“Previous accounts have placed the earliest certain record of the quill pen as circa AD 630, a date which has to be revised in the light of evidence presented in this book. From not late than AD 547, its continuous use up to and into the present century is examined, together with a wealth of detail on the preparation of quills and the cutting of the pen for different styles of handwriting, and the feathers most commonly used in its making.
As a collector of writing implements related to the quill pen, the author has, to a large extent, had to discover for himself, mainly from contemporary and often unpublished and ephemeral sources, both what formed the everybody paraphernalia of the scribe, and how it was used.
The result is a fascinating assemblage of information, which will be of interest to the social historian, the collector, to the modern-day scribe and to the curious in general.
There are chapters on the scribe’s knife, mechanical quill-cutting devices, ink, parchment and paper, pounce and pounce-pots and inkhorns, inkwells and inkstands. Also covered is the early history of the fountain-pen, which finishes where most accounts start, with Waterman in 1884, and experimental metallic pens before mass-production, the lead pencil is discussed at length and, appropriately, the final chapter covers seals and sealing.
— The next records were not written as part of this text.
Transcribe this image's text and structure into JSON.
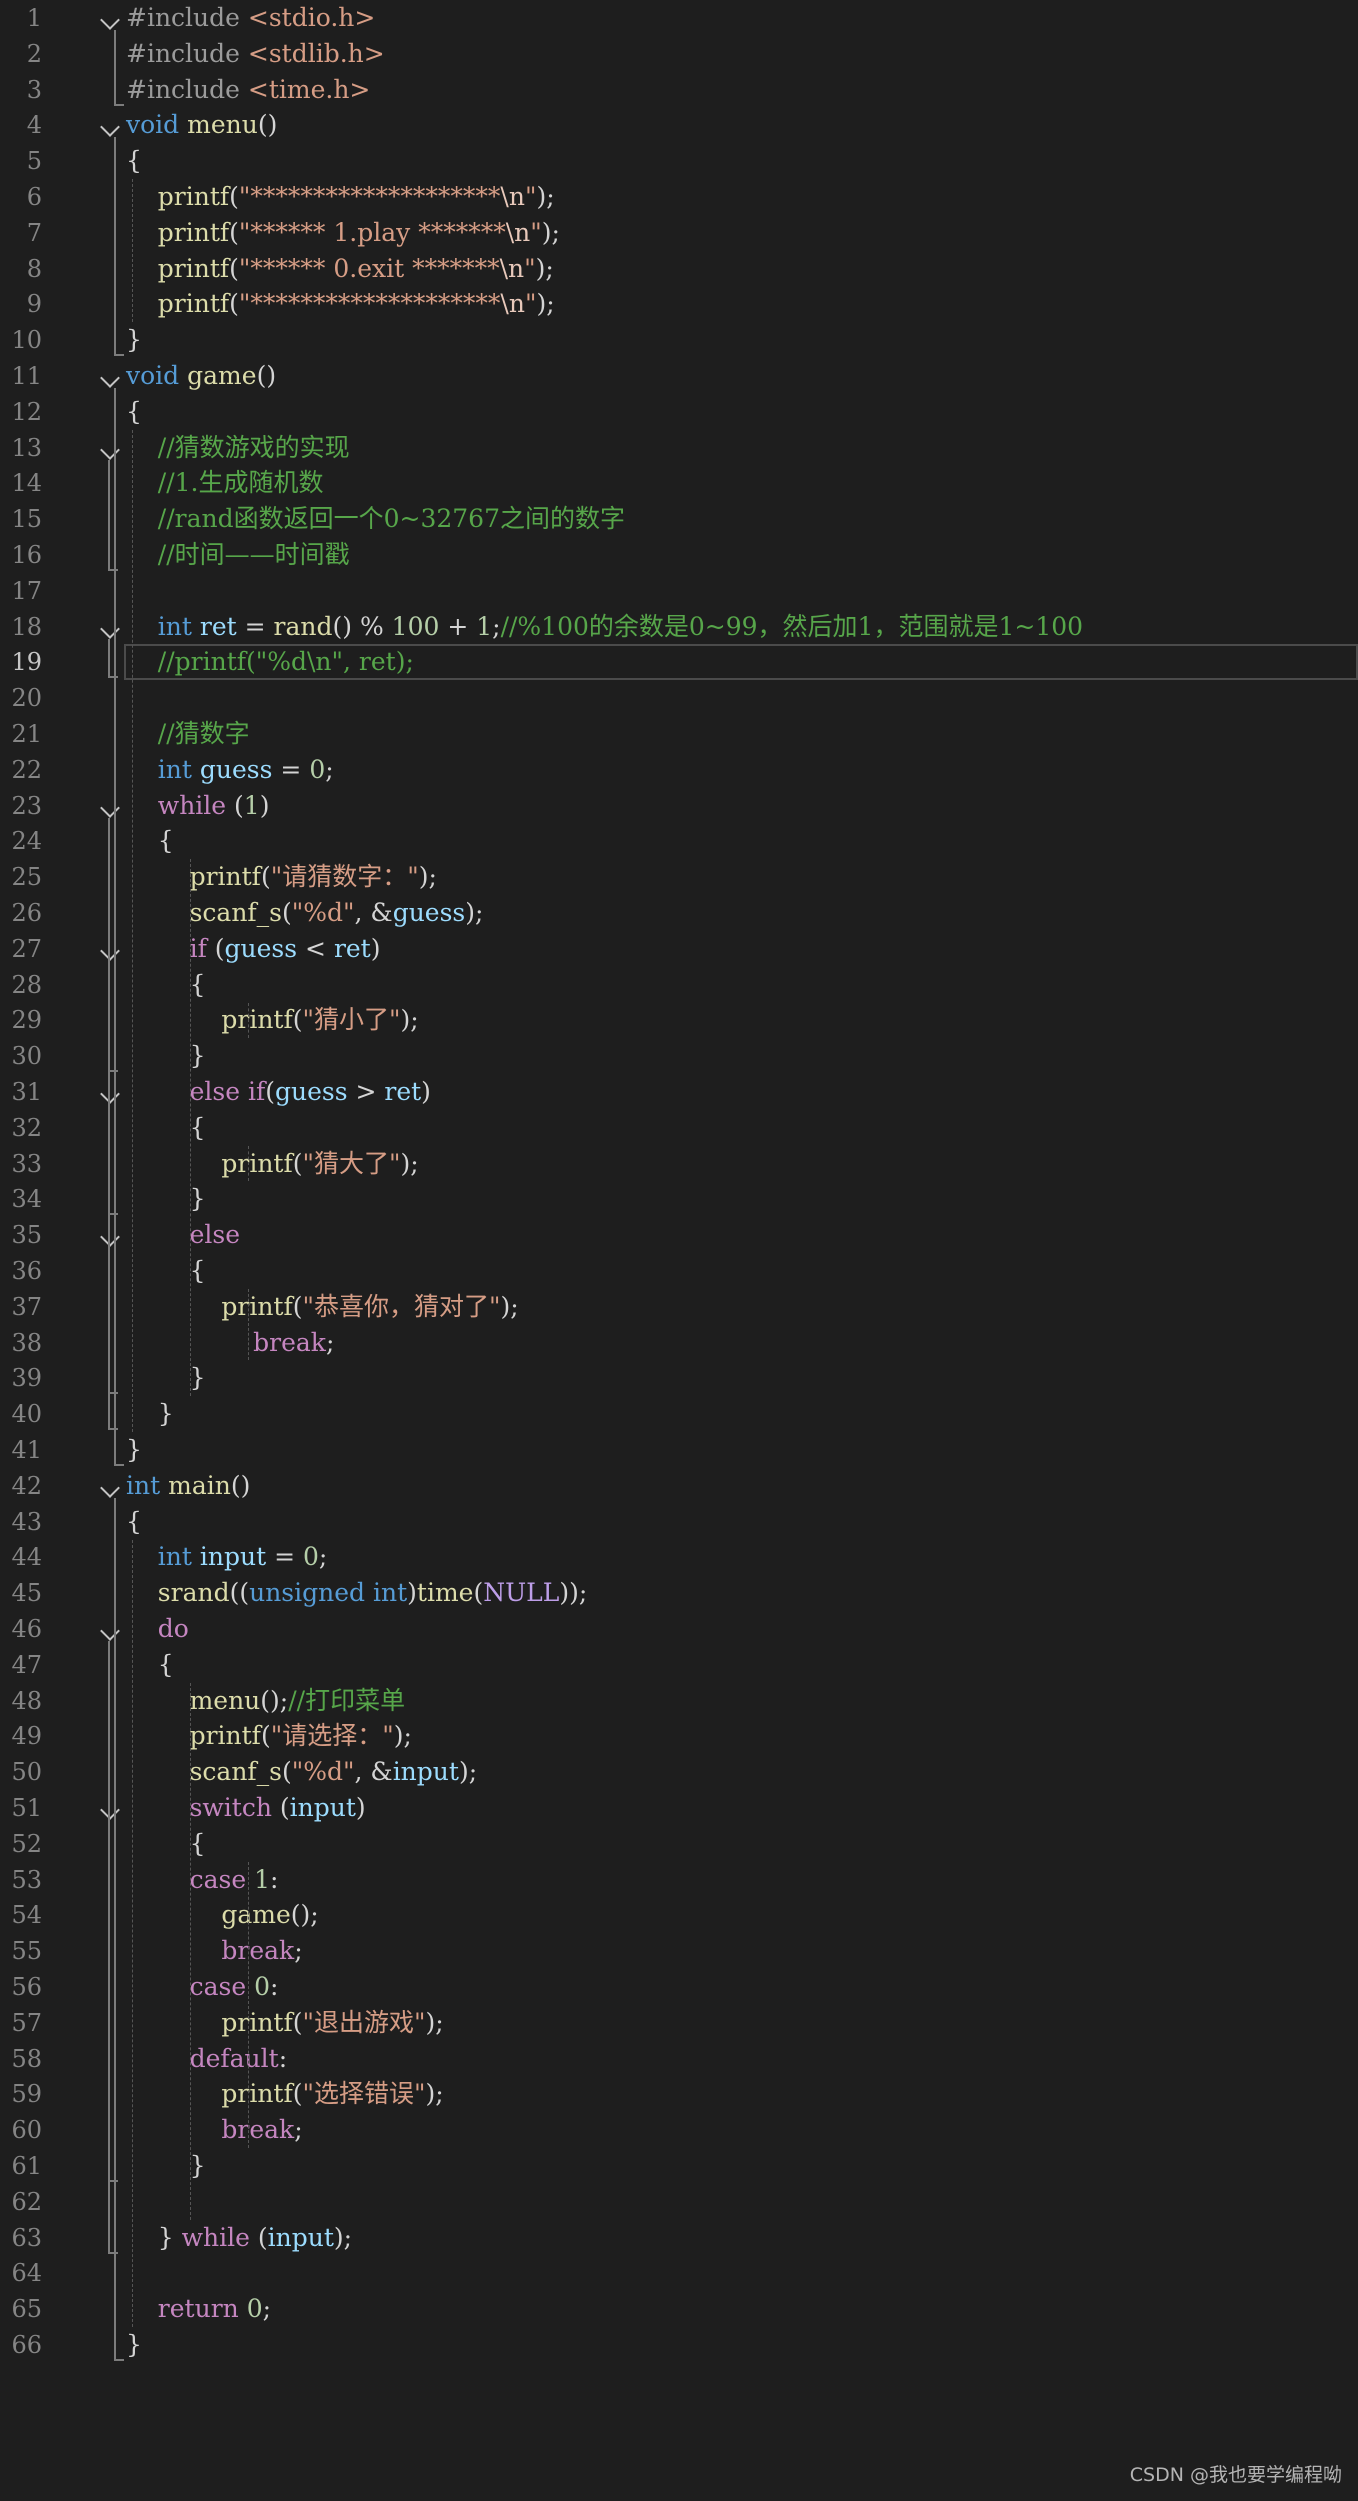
{
  "editor": {
    "current_line": 19,
    "folded_lines": [
      1,
      4,
      11,
      13,
      18,
      23,
      27,
      31,
      35,
      42,
      46,
      51
    ],
    "lines": [
      {
        "n": "1",
        "tokens": [
          [
            "pp",
            "#include "
          ],
          [
            "inc",
            "<stdio.h>"
          ]
        ]
      },
      {
        "n": "2",
        "tokens": [
          [
            "pp",
            "#include "
          ],
          [
            "inc",
            "<stdlib.h>"
          ]
        ]
      },
      {
        "n": "3",
        "tokens": [
          [
            "pp",
            "#include "
          ],
          [
            "inc",
            "<time.h>"
          ]
        ]
      },
      {
        "n": "4",
        "tokens": [
          [
            "kw",
            "void"
          ],
          [
            "pl",
            " "
          ],
          [
            "fn",
            "menu"
          ],
          [
            "pl",
            "()"
          ]
        ]
      },
      {
        "n": "5",
        "tokens": [
          [
            "pl",
            "{"
          ]
        ]
      },
      {
        "n": "6",
        "tokens": [
          [
            "pl",
            "    "
          ],
          [
            "fn",
            "printf"
          ],
          [
            "pl",
            "("
          ],
          [
            "str",
            "\"********************"
          ],
          [
            "esc",
            "\\n"
          ],
          [
            "str",
            "\""
          ],
          [
            "pl",
            ");"
          ]
        ]
      },
      {
        "n": "7",
        "tokens": [
          [
            "pl",
            "    "
          ],
          [
            "fn",
            "printf"
          ],
          [
            "pl",
            "("
          ],
          [
            "str",
            "\"****** 1.play *******"
          ],
          [
            "esc",
            "\\n"
          ],
          [
            "str",
            "\""
          ],
          [
            "pl",
            ");"
          ]
        ]
      },
      {
        "n": "8",
        "tokens": [
          [
            "pl",
            "    "
          ],
          [
            "fn",
            "printf"
          ],
          [
            "pl",
            "("
          ],
          [
            "str",
            "\"****** 0.exit *******"
          ],
          [
            "esc",
            "\\n"
          ],
          [
            "str",
            "\""
          ],
          [
            "pl",
            ");"
          ]
        ]
      },
      {
        "n": "9",
        "tokens": [
          [
            "pl",
            "    "
          ],
          [
            "fn",
            "printf"
          ],
          [
            "pl",
            "("
          ],
          [
            "str",
            "\"********************"
          ],
          [
            "esc",
            "\\n"
          ],
          [
            "str",
            "\""
          ],
          [
            "pl",
            ");"
          ]
        ]
      },
      {
        "n": "10",
        "tokens": [
          [
            "pl",
            "}"
          ]
        ]
      },
      {
        "n": "11",
        "tokens": [
          [
            "kw",
            "void"
          ],
          [
            "pl",
            " "
          ],
          [
            "fn",
            "game"
          ],
          [
            "pl",
            "()"
          ]
        ]
      },
      {
        "n": "12",
        "tokens": [
          [
            "pl",
            "{"
          ]
        ]
      },
      {
        "n": "13",
        "tokens": [
          [
            "pl",
            "    "
          ],
          [
            "com",
            "//猜数游戏的实现"
          ]
        ]
      },
      {
        "n": "14",
        "tokens": [
          [
            "pl",
            "    "
          ],
          [
            "com",
            "//1.生成随机数"
          ]
        ]
      },
      {
        "n": "15",
        "tokens": [
          [
            "pl",
            "    "
          ],
          [
            "com",
            "//rand函数返回一个0~32767之间的数字"
          ]
        ]
      },
      {
        "n": "16",
        "tokens": [
          [
            "pl",
            "    "
          ],
          [
            "com",
            "//时间——时间戳"
          ]
        ]
      },
      {
        "n": "17",
        "tokens": []
      },
      {
        "n": "18",
        "tokens": [
          [
            "pl",
            "    "
          ],
          [
            "kw",
            "int"
          ],
          [
            "pl",
            " "
          ],
          [
            "var",
            "ret"
          ],
          [
            "pl",
            " = "
          ],
          [
            "fn",
            "rand"
          ],
          [
            "pl",
            "() % "
          ],
          [
            "num",
            "100"
          ],
          [
            "pl",
            " + "
          ],
          [
            "num",
            "1"
          ],
          [
            "pl",
            ";"
          ],
          [
            "com",
            "//%100的余数是0~99，然后加1，范围就是1~100"
          ]
        ]
      },
      {
        "n": "19",
        "tokens": [
          [
            "pl",
            "    "
          ],
          [
            "com",
            "//printf(\"%d\\n\", ret);"
          ]
        ]
      },
      {
        "n": "20",
        "tokens": []
      },
      {
        "n": "21",
        "tokens": [
          [
            "pl",
            "    "
          ],
          [
            "com",
            "//猜数字"
          ]
        ]
      },
      {
        "n": "22",
        "tokens": [
          [
            "pl",
            "    "
          ],
          [
            "kw",
            "int"
          ],
          [
            "pl",
            " "
          ],
          [
            "var",
            "guess"
          ],
          [
            "pl",
            " = "
          ],
          [
            "num",
            "0"
          ],
          [
            "pl",
            ";"
          ]
        ]
      },
      {
        "n": "23",
        "tokens": [
          [
            "pl",
            "    "
          ],
          [
            "ctl",
            "while"
          ],
          [
            "pl",
            " ("
          ],
          [
            "num",
            "1"
          ],
          [
            "pl",
            ")"
          ]
        ]
      },
      {
        "n": "24",
        "tokens": [
          [
            "pl",
            "    {"
          ]
        ]
      },
      {
        "n": "25",
        "tokens": [
          [
            "pl",
            "        "
          ],
          [
            "fn",
            "printf"
          ],
          [
            "pl",
            "("
          ],
          [
            "str",
            "\"请猜数字：\""
          ],
          [
            "pl",
            ");"
          ]
        ]
      },
      {
        "n": "26",
        "tokens": [
          [
            "pl",
            "        "
          ],
          [
            "fn",
            "scanf_s"
          ],
          [
            "pl",
            "("
          ],
          [
            "str",
            "\"%d\""
          ],
          [
            "pl",
            ", &"
          ],
          [
            "var",
            "guess"
          ],
          [
            "pl",
            ");"
          ]
        ]
      },
      {
        "n": "27",
        "tokens": [
          [
            "pl",
            "        "
          ],
          [
            "ctl",
            "if"
          ],
          [
            "pl",
            " ("
          ],
          [
            "var",
            "guess"
          ],
          [
            "pl",
            " < "
          ],
          [
            "var",
            "ret"
          ],
          [
            "pl",
            ")"
          ]
        ]
      },
      {
        "n": "28",
        "tokens": [
          [
            "pl",
            "        {"
          ]
        ]
      },
      {
        "n": "29",
        "tokens": [
          [
            "pl",
            "            "
          ],
          [
            "fn",
            "printf"
          ],
          [
            "pl",
            "("
          ],
          [
            "str",
            "\"猜小了\""
          ],
          [
            "pl",
            ");"
          ]
        ]
      },
      {
        "n": "30",
        "tokens": [
          [
            "pl",
            "        }"
          ]
        ]
      },
      {
        "n": "31",
        "tokens": [
          [
            "pl",
            "        "
          ],
          [
            "ctl",
            "else"
          ],
          [
            "pl",
            " "
          ],
          [
            "ctl",
            "if"
          ],
          [
            "pl",
            "("
          ],
          [
            "var",
            "guess"
          ],
          [
            "pl",
            " > "
          ],
          [
            "var",
            "ret"
          ],
          [
            "pl",
            ")"
          ]
        ]
      },
      {
        "n": "32",
        "tokens": [
          [
            "pl",
            "        {"
          ]
        ]
      },
      {
        "n": "33",
        "tokens": [
          [
            "pl",
            "            "
          ],
          [
            "fn",
            "printf"
          ],
          [
            "pl",
            "("
          ],
          [
            "str",
            "\"猜大了\""
          ],
          [
            "pl",
            ");"
          ]
        ]
      },
      {
        "n": "34",
        "tokens": [
          [
            "pl",
            "        }"
          ]
        ]
      },
      {
        "n": "35",
        "tokens": [
          [
            "pl",
            "        "
          ],
          [
            "ctl",
            "else"
          ]
        ]
      },
      {
        "n": "36",
        "tokens": [
          [
            "pl",
            "        {"
          ]
        ]
      },
      {
        "n": "37",
        "tokens": [
          [
            "pl",
            "            "
          ],
          [
            "fn",
            "printf"
          ],
          [
            "pl",
            "("
          ],
          [
            "str",
            "\"恭喜你，猜对了\""
          ],
          [
            "pl",
            ");"
          ]
        ]
      },
      {
        "n": "38",
        "tokens": [
          [
            "pl",
            "                "
          ],
          [
            "ctl",
            "break"
          ],
          [
            "pl",
            ";"
          ]
        ]
      },
      {
        "n": "39",
        "tokens": [
          [
            "pl",
            "        }"
          ]
        ]
      },
      {
        "n": "40",
        "tokens": [
          [
            "pl",
            "    }"
          ]
        ]
      },
      {
        "n": "41",
        "tokens": [
          [
            "pl",
            "}"
          ]
        ]
      },
      {
        "n": "42",
        "tokens": [
          [
            "kw",
            "int"
          ],
          [
            "pl",
            " "
          ],
          [
            "fn",
            "main"
          ],
          [
            "pl",
            "()"
          ]
        ]
      },
      {
        "n": "43",
        "tokens": [
          [
            "pl",
            "{"
          ]
        ]
      },
      {
        "n": "44",
        "tokens": [
          [
            "pl",
            "    "
          ],
          [
            "kw",
            "int"
          ],
          [
            "pl",
            " "
          ],
          [
            "var",
            "input"
          ],
          [
            "pl",
            " = "
          ],
          [
            "num",
            "0"
          ],
          [
            "pl",
            ";"
          ]
        ]
      },
      {
        "n": "45",
        "tokens": [
          [
            "pl",
            "    "
          ],
          [
            "fn",
            "srand"
          ],
          [
            "pl",
            "(("
          ],
          [
            "kw",
            "unsigned"
          ],
          [
            "pl",
            " "
          ],
          [
            "kw",
            "int"
          ],
          [
            "pl",
            ")"
          ],
          [
            "fn",
            "time"
          ],
          [
            "pl",
            "("
          ],
          [
            "mac",
            "NULL"
          ],
          [
            "pl",
            "));"
          ]
        ]
      },
      {
        "n": "46",
        "tokens": [
          [
            "pl",
            "    "
          ],
          [
            "ctl",
            "do"
          ]
        ]
      },
      {
        "n": "47",
        "tokens": [
          [
            "pl",
            "    {"
          ]
        ]
      },
      {
        "n": "48",
        "tokens": [
          [
            "pl",
            "        "
          ],
          [
            "fn",
            "menu"
          ],
          [
            "pl",
            "();"
          ],
          [
            "com",
            "//打印菜单"
          ]
        ]
      },
      {
        "n": "49",
        "tokens": [
          [
            "pl",
            "        "
          ],
          [
            "fn",
            "printf"
          ],
          [
            "pl",
            "("
          ],
          [
            "str",
            "\"请选择：\""
          ],
          [
            "pl",
            ");"
          ]
        ]
      },
      {
        "n": "50",
        "tokens": [
          [
            "pl",
            "        "
          ],
          [
            "fn",
            "scanf_s"
          ],
          [
            "pl",
            "("
          ],
          [
            "str",
            "\"%d\""
          ],
          [
            "pl",
            ", &"
          ],
          [
            "var",
            "input"
          ],
          [
            "pl",
            ");"
          ]
        ]
      },
      {
        "n": "51",
        "tokens": [
          [
            "pl",
            "        "
          ],
          [
            "ctl",
            "switch"
          ],
          [
            "pl",
            " ("
          ],
          [
            "var",
            "input"
          ],
          [
            "pl",
            ")"
          ]
        ]
      },
      {
        "n": "52",
        "tokens": [
          [
            "pl",
            "        {"
          ]
        ]
      },
      {
        "n": "53",
        "tokens": [
          [
            "pl",
            "        "
          ],
          [
            "ctl",
            "case"
          ],
          [
            "pl",
            " "
          ],
          [
            "num",
            "1"
          ],
          [
            "pl",
            ":"
          ]
        ]
      },
      {
        "n": "54",
        "tokens": [
          [
            "pl",
            "            "
          ],
          [
            "fn",
            "game"
          ],
          [
            "pl",
            "();"
          ]
        ]
      },
      {
        "n": "55",
        "tokens": [
          [
            "pl",
            "            "
          ],
          [
            "ctl",
            "break"
          ],
          [
            "pl",
            ";"
          ]
        ]
      },
      {
        "n": "56",
        "tokens": [
          [
            "pl",
            "        "
          ],
          [
            "ctl",
            "case"
          ],
          [
            "pl",
            " "
          ],
          [
            "num",
            "0"
          ],
          [
            "pl",
            ":"
          ]
        ]
      },
      {
        "n": "57",
        "tokens": [
          [
            "pl",
            "            "
          ],
          [
            "fn",
            "printf"
          ],
          [
            "pl",
            "("
          ],
          [
            "str",
            "\"退出游戏\""
          ],
          [
            "pl",
            ");"
          ]
        ]
      },
      {
        "n": "58",
        "tokens": [
          [
            "pl",
            "        "
          ],
          [
            "ctl",
            "default"
          ],
          [
            "pl",
            ":"
          ]
        ]
      },
      {
        "n": "59",
        "tokens": [
          [
            "pl",
            "            "
          ],
          [
            "fn",
            "printf"
          ],
          [
            "pl",
            "("
          ],
          [
            "str",
            "\"选择错误\""
          ],
          [
            "pl",
            ");"
          ]
        ]
      },
      {
        "n": "60",
        "tokens": [
          [
            "pl",
            "            "
          ],
          [
            "ctl",
            "break"
          ],
          [
            "pl",
            ";"
          ]
        ]
      },
      {
        "n": "61",
        "tokens": [
          [
            "pl",
            "        }"
          ]
        ]
      },
      {
        "n": "62",
        "tokens": []
      },
      {
        "n": "63",
        "tokens": [
          [
            "pl",
            "    } "
          ],
          [
            "ctl",
            "while"
          ],
          [
            "pl",
            " ("
          ],
          [
            "var",
            "input"
          ],
          [
            "pl",
            ");"
          ]
        ]
      },
      {
        "n": "64",
        "tokens": []
      },
      {
        "n": "65",
        "tokens": [
          [
            "pl",
            "    "
          ],
          [
            "ctl",
            "return"
          ],
          [
            "pl",
            " "
          ],
          [
            "num",
            "0"
          ],
          [
            "pl",
            ";"
          ]
        ]
      },
      {
        "n": "66",
        "tokens": [
          [
            "pl",
            "}"
          ]
        ]
      }
    ]
  },
  "watermark": "CSDN @我也要学编程呦",
  "colors": {
    "background": "#1e1e1e",
    "keyword": "#569cd6",
    "control": "#c586c0",
    "function": "#dcdcaa",
    "string": "#d69d85",
    "comment": "#57a64a",
    "variable": "#9cdcfe",
    "number": "#b5cea8"
  }
}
The illustrations, over 400 in all, including details, from an important reference, much of which is not available elsewhere.”